Lawyers for Drexel Burnham Lambert Inc. filed court papers Tuesday seeking the return of more than $254-million in employee bonuses paid in the months before the once-mighty junk bond broker collapsed two years ago.
The filing in U.S. Bankruptcy Court in Manhattan argued that the bonuses were illegal and should instead be used to repay the company's other creditors.
Drexel, one of the dominant Wall Street powerhouses of the 1980s and a pioneer of the junk bond market, filed for bankruptcy court protection on Feb. 13, 1990, humbled by a cash squeeze and a confidence crisis stemming from its guilty plea to securities fraud charges in 1989.
The firm later disclosed it paid at least $254.2-million in bonuses at or near the end of 1989 to hundreds of top employees.
The timing of the payments created an uproar among Drexel's other creditors because it suggested that management was hogging whatever money was left at the time it knew the firm was disintegrating.

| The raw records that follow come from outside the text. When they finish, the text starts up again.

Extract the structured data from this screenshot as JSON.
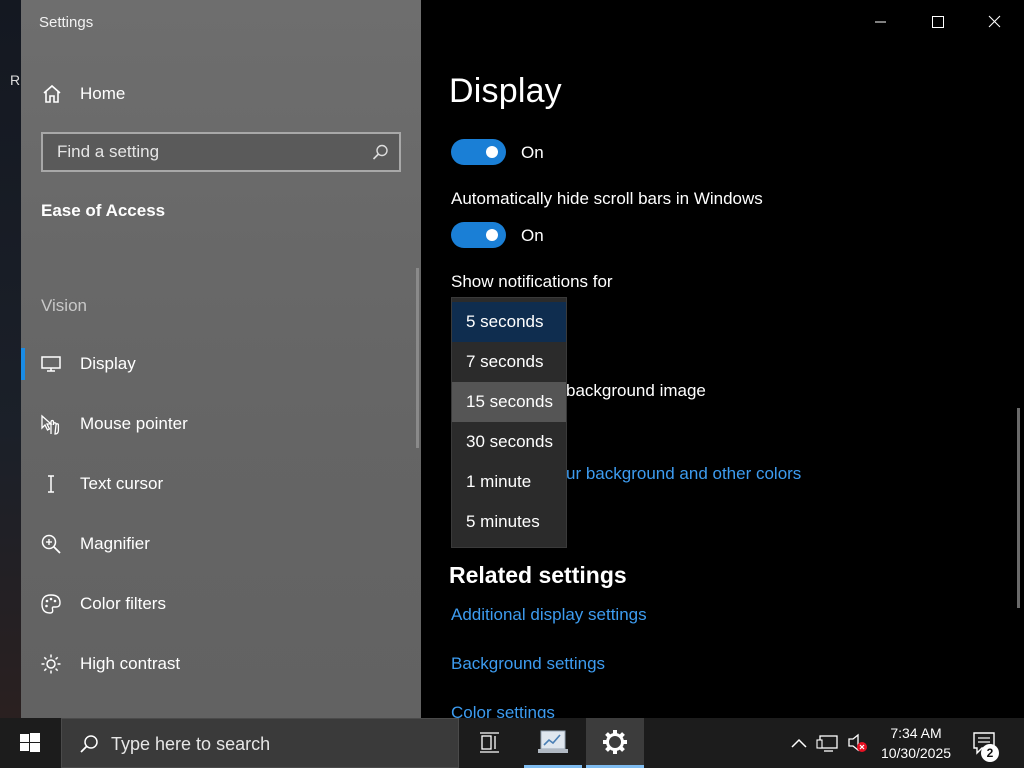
{
  "desktop": {
    "letter": "R"
  },
  "window": {
    "title": "Settings",
    "sidebar": {
      "home_label": "Home",
      "search_placeholder": "Find a setting",
      "section_title": "Ease of Access",
      "group_label": "Vision",
      "items": [
        {
          "label": "Display",
          "icon": "monitor-icon"
        },
        {
          "label": "Mouse pointer",
          "icon": "mouse-pointer-icon"
        },
        {
          "label": "Text cursor",
          "icon": "text-cursor-icon"
        },
        {
          "label": "Magnifier",
          "icon": "magnifier-icon"
        },
        {
          "label": "Color filters",
          "icon": "palette-icon"
        },
        {
          "label": "High contrast",
          "icon": "sun-icon"
        }
      ]
    },
    "content": {
      "page_title": "Display",
      "toggle1": {
        "state_label": "On"
      },
      "scrollbars": {
        "label": "Automatically hide scroll bars in Windows",
        "state_label": "On"
      },
      "notifications": {
        "label": "Show notifications for",
        "options": [
          "5 seconds",
          "7 seconds",
          "15 seconds",
          "30 seconds",
          "1 minute",
          "5 minutes"
        ],
        "selected": "5 seconds",
        "hovered": "15 seconds"
      },
      "behind_text": "background image",
      "behind_link": "ur background and other colors",
      "related": {
        "title": "Related settings",
        "links": [
          "Additional display settings",
          "Background settings",
          "Color settings"
        ]
      }
    }
  },
  "taskbar": {
    "search_placeholder": "Type here to search",
    "time": "7:34 AM",
    "date": "10/30/2025",
    "notification_count": "2"
  },
  "colors": {
    "accent": "#1a7fd6",
    "link": "#3d9cf0",
    "sidebar_bg": "#686868",
    "content_bg": "#000000",
    "taskbar_bg": "#1c1c1c"
  }
}
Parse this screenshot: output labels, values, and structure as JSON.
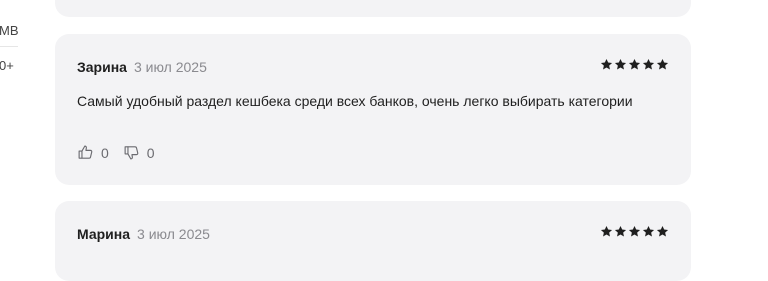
{
  "sidebar": {
    "items": [
      {
        "label": "МВ"
      },
      {
        "label": "0+"
      }
    ]
  },
  "reviews": [
    {
      "author": "Зарина",
      "date": "3 июл 2025",
      "rating": 5,
      "text": "Самый удобный раздел кешбека среди всех банков, очень легко выбирать категории",
      "likes": "0",
      "dislikes": "0"
    },
    {
      "author": "Марина",
      "date": "3 июл 2025",
      "rating": 5
    }
  ],
  "colors": {
    "card_bg": "#f3f3f5",
    "star": "#1f1f1f",
    "date": "#8a8a8f"
  }
}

Drexel said at the time that if it had not made the payments, top executives would have left the firm much sooner, accelerating the company's slide into bankruptcy.